### DATA SUPPLIED:
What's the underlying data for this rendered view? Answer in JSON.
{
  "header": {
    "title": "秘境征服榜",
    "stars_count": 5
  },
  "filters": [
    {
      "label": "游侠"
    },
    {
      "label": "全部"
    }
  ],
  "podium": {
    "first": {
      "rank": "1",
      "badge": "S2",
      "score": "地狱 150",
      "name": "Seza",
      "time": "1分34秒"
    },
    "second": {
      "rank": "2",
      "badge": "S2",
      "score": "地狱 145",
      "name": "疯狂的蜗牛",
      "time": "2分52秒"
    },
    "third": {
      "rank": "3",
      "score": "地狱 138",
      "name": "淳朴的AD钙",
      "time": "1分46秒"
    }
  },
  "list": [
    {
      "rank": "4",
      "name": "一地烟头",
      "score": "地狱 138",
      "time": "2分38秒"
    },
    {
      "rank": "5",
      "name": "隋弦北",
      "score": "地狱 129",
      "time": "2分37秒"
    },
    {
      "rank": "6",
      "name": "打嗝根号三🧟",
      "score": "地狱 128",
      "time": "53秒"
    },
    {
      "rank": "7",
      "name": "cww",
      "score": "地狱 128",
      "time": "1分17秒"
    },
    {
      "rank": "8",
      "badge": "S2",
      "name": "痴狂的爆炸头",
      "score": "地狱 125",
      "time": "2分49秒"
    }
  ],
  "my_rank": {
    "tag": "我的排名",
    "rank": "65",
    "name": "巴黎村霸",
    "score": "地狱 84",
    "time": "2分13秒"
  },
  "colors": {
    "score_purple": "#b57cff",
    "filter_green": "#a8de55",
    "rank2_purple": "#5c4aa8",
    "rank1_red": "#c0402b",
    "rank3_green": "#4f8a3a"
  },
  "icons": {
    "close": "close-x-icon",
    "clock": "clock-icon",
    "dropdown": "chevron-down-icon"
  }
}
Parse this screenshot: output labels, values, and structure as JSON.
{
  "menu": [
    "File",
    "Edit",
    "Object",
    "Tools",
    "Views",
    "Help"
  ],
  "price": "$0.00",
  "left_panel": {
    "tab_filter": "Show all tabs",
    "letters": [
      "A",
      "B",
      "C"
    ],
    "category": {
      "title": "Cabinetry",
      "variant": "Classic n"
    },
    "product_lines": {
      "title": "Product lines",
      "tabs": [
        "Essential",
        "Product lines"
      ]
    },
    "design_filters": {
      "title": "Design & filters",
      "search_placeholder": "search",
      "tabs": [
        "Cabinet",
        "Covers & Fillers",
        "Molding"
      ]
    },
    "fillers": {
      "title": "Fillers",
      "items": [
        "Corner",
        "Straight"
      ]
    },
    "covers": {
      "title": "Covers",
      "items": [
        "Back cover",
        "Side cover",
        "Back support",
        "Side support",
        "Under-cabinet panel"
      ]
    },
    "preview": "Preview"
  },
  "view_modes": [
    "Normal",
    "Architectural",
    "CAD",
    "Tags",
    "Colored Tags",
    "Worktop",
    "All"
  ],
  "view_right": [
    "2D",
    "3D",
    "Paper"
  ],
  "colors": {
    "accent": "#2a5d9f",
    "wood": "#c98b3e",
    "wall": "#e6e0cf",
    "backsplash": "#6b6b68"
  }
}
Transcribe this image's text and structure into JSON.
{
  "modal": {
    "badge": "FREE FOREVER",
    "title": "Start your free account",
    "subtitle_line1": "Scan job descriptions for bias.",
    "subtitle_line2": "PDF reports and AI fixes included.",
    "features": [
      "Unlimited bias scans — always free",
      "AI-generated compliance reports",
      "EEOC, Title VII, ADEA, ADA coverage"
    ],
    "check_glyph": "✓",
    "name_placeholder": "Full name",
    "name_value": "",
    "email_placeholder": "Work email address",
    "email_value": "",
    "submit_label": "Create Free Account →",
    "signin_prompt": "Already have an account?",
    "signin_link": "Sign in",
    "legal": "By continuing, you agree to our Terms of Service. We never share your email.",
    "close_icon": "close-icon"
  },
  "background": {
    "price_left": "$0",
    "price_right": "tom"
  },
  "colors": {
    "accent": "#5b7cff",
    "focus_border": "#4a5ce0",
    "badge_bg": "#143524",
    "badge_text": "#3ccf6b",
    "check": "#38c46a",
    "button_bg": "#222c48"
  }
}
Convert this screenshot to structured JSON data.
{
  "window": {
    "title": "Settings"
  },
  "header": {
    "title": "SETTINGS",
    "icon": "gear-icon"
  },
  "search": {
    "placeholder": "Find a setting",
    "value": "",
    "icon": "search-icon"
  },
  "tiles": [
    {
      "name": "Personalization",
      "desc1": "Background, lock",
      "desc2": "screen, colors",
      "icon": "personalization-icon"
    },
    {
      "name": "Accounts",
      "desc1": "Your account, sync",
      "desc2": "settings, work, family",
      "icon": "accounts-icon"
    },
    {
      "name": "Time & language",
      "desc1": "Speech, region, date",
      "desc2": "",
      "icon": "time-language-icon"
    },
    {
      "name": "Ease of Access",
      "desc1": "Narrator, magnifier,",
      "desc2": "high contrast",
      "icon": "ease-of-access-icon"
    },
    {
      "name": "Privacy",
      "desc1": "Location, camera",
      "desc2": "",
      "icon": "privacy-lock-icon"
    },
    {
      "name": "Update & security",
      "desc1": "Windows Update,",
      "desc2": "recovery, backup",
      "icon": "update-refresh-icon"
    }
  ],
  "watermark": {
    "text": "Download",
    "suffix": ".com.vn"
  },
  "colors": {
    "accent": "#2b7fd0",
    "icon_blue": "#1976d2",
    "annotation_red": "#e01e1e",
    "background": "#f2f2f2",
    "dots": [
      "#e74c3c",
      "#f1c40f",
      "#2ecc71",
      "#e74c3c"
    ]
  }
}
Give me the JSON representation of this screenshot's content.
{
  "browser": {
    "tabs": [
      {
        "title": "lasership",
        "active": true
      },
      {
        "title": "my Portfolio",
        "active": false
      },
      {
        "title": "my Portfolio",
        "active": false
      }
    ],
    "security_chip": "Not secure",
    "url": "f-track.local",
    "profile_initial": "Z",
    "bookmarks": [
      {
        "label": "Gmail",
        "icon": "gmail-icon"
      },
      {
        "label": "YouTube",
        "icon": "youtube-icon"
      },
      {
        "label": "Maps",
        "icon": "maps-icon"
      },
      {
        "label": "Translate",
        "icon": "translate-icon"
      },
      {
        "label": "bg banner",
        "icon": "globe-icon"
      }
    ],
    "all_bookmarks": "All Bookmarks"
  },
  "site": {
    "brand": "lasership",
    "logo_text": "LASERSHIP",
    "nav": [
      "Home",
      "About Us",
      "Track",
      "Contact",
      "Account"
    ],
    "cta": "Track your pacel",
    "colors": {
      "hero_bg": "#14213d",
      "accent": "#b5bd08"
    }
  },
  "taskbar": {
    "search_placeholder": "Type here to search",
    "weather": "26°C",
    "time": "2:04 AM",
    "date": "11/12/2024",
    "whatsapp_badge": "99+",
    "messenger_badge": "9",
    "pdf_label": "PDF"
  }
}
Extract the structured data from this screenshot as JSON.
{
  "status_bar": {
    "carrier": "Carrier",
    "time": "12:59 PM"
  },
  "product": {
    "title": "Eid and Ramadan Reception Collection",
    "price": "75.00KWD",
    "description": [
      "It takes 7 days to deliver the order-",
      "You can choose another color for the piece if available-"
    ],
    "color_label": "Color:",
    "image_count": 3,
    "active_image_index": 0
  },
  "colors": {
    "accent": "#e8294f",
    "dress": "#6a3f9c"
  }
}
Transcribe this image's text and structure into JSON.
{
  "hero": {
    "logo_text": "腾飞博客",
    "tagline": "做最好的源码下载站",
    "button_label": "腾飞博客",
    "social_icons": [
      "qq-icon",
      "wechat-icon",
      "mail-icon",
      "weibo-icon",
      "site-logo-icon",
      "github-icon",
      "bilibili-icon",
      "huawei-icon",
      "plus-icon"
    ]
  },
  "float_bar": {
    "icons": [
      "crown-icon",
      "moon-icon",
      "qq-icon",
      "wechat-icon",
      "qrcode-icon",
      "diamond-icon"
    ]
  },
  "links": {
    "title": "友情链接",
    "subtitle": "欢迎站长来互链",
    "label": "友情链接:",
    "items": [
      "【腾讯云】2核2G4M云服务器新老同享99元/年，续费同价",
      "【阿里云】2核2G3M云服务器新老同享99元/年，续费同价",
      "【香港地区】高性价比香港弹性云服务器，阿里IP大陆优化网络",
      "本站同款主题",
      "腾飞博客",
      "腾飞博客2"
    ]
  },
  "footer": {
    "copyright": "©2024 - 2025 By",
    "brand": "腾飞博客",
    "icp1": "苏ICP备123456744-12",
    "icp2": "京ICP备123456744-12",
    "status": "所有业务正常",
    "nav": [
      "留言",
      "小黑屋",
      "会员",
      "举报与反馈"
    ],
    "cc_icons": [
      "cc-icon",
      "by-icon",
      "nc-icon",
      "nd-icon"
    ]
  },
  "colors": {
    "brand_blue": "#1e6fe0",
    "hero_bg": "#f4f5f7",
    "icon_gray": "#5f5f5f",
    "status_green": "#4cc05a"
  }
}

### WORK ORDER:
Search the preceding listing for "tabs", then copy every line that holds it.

### EXERCISE OUTPUT:
    "tab_filter": "Show all tabs",
      "tabs": [
      "tabs": [
    "tabs": [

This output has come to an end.